Goes with the territory.
@Don: More than once I’ve placed a candidate after they turned down a job offer I got for them. They opted to go to another employer instead. So I’d lose a fee.
I learned early never to get upset or write the person off. Instead, I stayed in touch, checking in regularly. “So, how’s it going? Is it everything you hoped?”
I found that the first few weeks of a new job are the most unsettling. People often have buyer’s regret and realize the job was not what they expected. I gave them a shoulder to cry on. Then I took them back to my client and earned my fee.
How’s that possible, you ask? Didn’t someone else take the job I failed to fill? It’s not hard to prepare the original client (whose offer the candidate rejected) for a second bite at the apple. It takes a bit of finesse, but smart employers can be reminded that job seekers make mistakes. It’s all about being there when they realize their mistake. Often, that job is still open. Sometimes the candidate is hired into another job. It’s no so hard to facilitate a “reconciliation.”
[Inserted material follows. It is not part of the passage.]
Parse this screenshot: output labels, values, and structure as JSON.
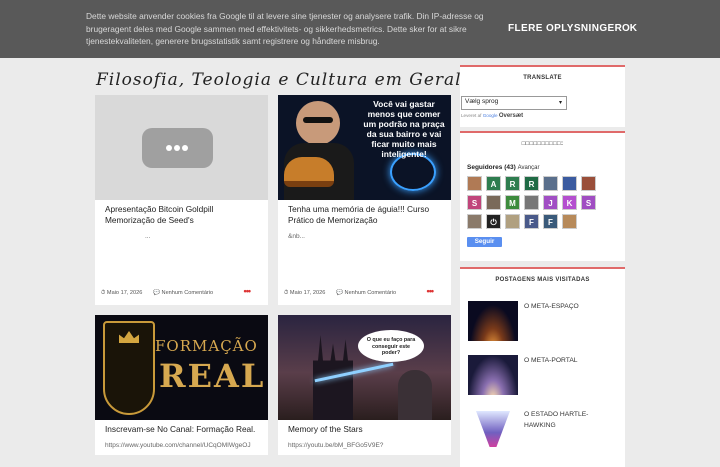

I agree. This is why I tell job hunters I coach to not walk away. Especially to keep in touch with anyone in the interviewing team who they thought they connected with.
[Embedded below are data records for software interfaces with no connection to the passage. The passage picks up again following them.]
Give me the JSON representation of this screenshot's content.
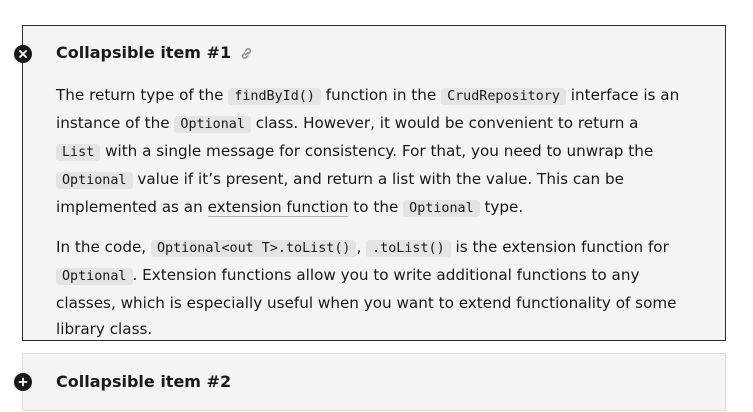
{
  "items": [
    {
      "title": "Collapsible item #1",
      "paragraph1": {
        "t1": "The return type of the ",
        "c1": "findById()",
        "t2": " function in the ",
        "c2": "CrudRepository",
        "t3": " interface is an instance of the ",
        "c3": "Optional",
        "t4": " class. However, it would be convenient to return a ",
        "c4": "List",
        "t5": " with a single message for consistency. For that, you need to unwrap the ",
        "c5": "Optional",
        "t6": " value if it’s present, and return a list with the value. This can be implemented as an ",
        "link": "extension function",
        "t7": " to the ",
        "c6": "Optional",
        "t8": " type."
      },
      "paragraph2": {
        "t1": "In the code, ",
        "c1": "Optional<out T>.toList()",
        "t2": ", ",
        "c2": ".toList()",
        "t3": " is the extension function for ",
        "c3": "Optional",
        "t4": ". Extension functions allow you to write additional functions to any classes, which is especially useful when you want to extend functionality of some library class."
      }
    },
    {
      "title": "Collapsible item #2"
    }
  ],
  "icons": {
    "item1_toggle": "close-circle-icon",
    "item1_anchor": "link-icon",
    "item2_toggle": "plus-circle-icon"
  },
  "colors": {
    "panel_bg": "#f4f4f4",
    "code_bg": "#e4e4e5",
    "text": "#19191c",
    "expanded_border": "#2b2b2d",
    "collapsed_border": "#dcdcde"
  }
}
To check in to refresh memories.
They are driving the bus. Don’t expect or count on the hiring side to remember you, to take time to hunt you down. Connectivity is up to you.
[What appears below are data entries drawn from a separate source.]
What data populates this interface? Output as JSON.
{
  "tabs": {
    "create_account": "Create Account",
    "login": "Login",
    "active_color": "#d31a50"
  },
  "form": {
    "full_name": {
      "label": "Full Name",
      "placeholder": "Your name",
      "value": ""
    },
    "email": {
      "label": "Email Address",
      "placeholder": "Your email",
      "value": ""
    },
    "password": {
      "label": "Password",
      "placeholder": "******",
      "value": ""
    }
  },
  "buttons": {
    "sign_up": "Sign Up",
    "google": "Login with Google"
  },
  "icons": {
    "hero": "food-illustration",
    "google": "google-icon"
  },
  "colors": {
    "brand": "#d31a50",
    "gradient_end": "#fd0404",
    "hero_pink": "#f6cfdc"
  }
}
as a recruiter I’d tell applicants who lost the deal to check in with me. I’d tell them It’s not age..I could have been a young man, and in a week I’d forget them. They’d be buried under current events. If really interested check in. Help me help them. I’ve had people do that & maybe it’s just luck, get a call when I’m looking for a placement & see that this person likely could do that job, though not in their main wheelhouse & place them
As an inside recruiter, I’d go through the who process with people who say all the right things. Love the job, love this company, want to work for you guys..didn’t get an offer, & never hear from them again. Which I’d translated to “it really was only about the job anyway”
And to another of your points on the other side. Hiring managers who take offer declines personally. Cop an attitude & write the person off. Like contradicting their own judgment. If you were a good hire today, with more experience on the market you can only be better next week. It’s a business for gods sake not your fan club.
@Don: Imagine the reaction from a VP of Sales at that company, if a sales rep said they’d called on the prospect 11 times and still didn’t have an order…
It seems in that company & companies like it, the VP of Sales would be one of the interviewers.
This 11 tier pile sounds like it’s marinating in a concept called “buy in” which was popular in at least one of the companies I worked in. Where you didn’t move on until you have buy in from (fill the blanks). It seemed as if that included the window washers, gaining their buy in by holding up a specs and flipping the pages by his face. That was actually done for products. But sounds like this company employs it in recruiting.
The flip side of buy in is huge loss of time & moving on, and no accountability.
One supposes the 12 step is to bring in a consulting proctologist.
Or fly in an academic psychiatrist who does consulting for the CIA.
In my time, I and my wife were interviewed by a shrink. For an expat assignment which are expensive in all ways, & which have above average failure rates. People move and the relo to new climes, places and cultures and it doesn’t take, flaming out spectacularly.
That is an example where there was a clear benefit to you and the company. It was smart.
What I mentioned above with the health org for the underserved and elderly in The Bronx–why do you fly in a shrink from Minneapolis to NYC where you trip over them? Because the HR VP was getting a kickback, as I later found out!
OMG! Nick can you please save us from ourselves?!?!